▸ **Exercise**: Print every line below exactly. Skip the pictures.

▸ **Data extract**:
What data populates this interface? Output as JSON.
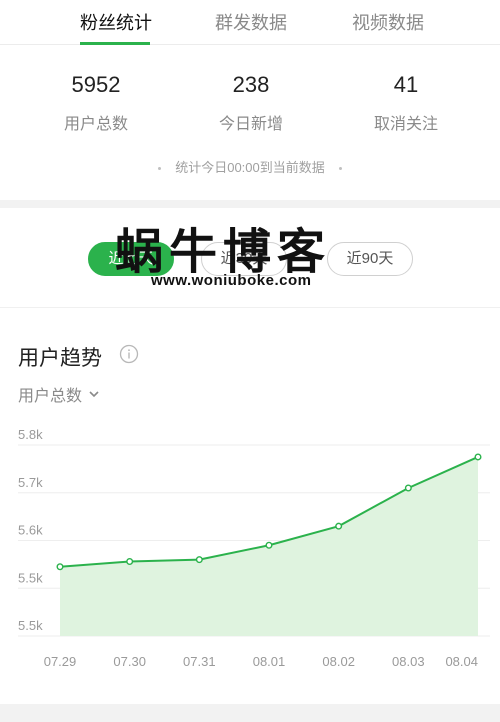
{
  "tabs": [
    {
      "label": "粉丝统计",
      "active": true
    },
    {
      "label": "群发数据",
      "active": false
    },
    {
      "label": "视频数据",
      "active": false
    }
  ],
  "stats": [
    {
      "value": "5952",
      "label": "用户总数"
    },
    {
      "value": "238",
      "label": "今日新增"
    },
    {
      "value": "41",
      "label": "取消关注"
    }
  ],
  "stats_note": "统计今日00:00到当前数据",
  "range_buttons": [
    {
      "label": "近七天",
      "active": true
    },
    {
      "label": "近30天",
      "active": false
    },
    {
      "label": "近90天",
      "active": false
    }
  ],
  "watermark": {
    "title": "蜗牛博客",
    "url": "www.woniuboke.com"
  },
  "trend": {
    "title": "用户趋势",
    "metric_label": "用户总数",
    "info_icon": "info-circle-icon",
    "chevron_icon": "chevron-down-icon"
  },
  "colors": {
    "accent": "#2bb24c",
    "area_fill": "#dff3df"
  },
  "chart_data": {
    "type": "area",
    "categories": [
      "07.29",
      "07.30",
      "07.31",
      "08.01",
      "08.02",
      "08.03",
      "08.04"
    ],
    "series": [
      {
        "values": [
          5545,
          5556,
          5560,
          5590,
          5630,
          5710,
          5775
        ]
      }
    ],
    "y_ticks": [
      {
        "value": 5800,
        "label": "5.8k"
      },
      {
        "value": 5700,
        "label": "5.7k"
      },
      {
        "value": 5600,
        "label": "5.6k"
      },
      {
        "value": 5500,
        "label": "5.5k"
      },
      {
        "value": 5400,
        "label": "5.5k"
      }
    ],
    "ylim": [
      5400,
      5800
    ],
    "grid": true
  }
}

▸ **Written response**:
What data populates this interface? Output as JSON.
{
  "tabs": [
    {
      "label": "粉丝统计",
      "active": true
    },
    {
      "label": "群发数据",
      "active": false
    },
    {
      "label": "视频数据",
      "active": false
    }
  ],
  "stats": [
    {
      "value": "5952",
      "label": "用户总数"
    },
    {
      "value": "238",
      "label": "今日新增"
    },
    {
      "value": "41",
      "label": "取消关注"
    }
  ],
  "stats_note": "统计今日00:00到当前数据",
  "range_buttons": [
    {
      "label": "近七天",
      "active": true
    },
    {
      "label": "近30天",
      "active": false
    },
    {
      "label": "近90天",
      "active": false
    }
  ],
  "watermark": {
    "title": "蜗牛博客",
    "url": "www.woniuboke.com"
  },
  "trend": {
    "title": "用户趋势",
    "metric_label": "用户总数",
    "info_icon": "info-circle-icon",
    "chevron_icon": "chevron-down-icon"
  },
  "colors": {
    "accent": "#2bb24c",
    "area_fill": "#dff3df"
  },
  "chart_data": {
    "type": "area",
    "categories": [
      "07.29",
      "07.30",
      "07.31",
      "08.01",
      "08.02",
      "08.03",
      "08.04"
    ],
    "series": [
      {
        "values": [
          5545,
          5556,
          5560,
          5590,
          5630,
          5710,
          5775
        ]
      }
    ],
    "y_ticks": [
      {
        "value": 5800,
        "label": "5.8k"
      },
      {
        "value": 5700,
        "label": "5.7k"
      },
      {
        "value": 5600,
        "label": "5.6k"
      },
      {
        "value": 5500,
        "label": "5.5k"
      },
      {
        "value": 5400,
        "label": "5.5k"
      }
    ],
    "ylim": [
      5400,
      5800
    ],
    "grid": true
  }
}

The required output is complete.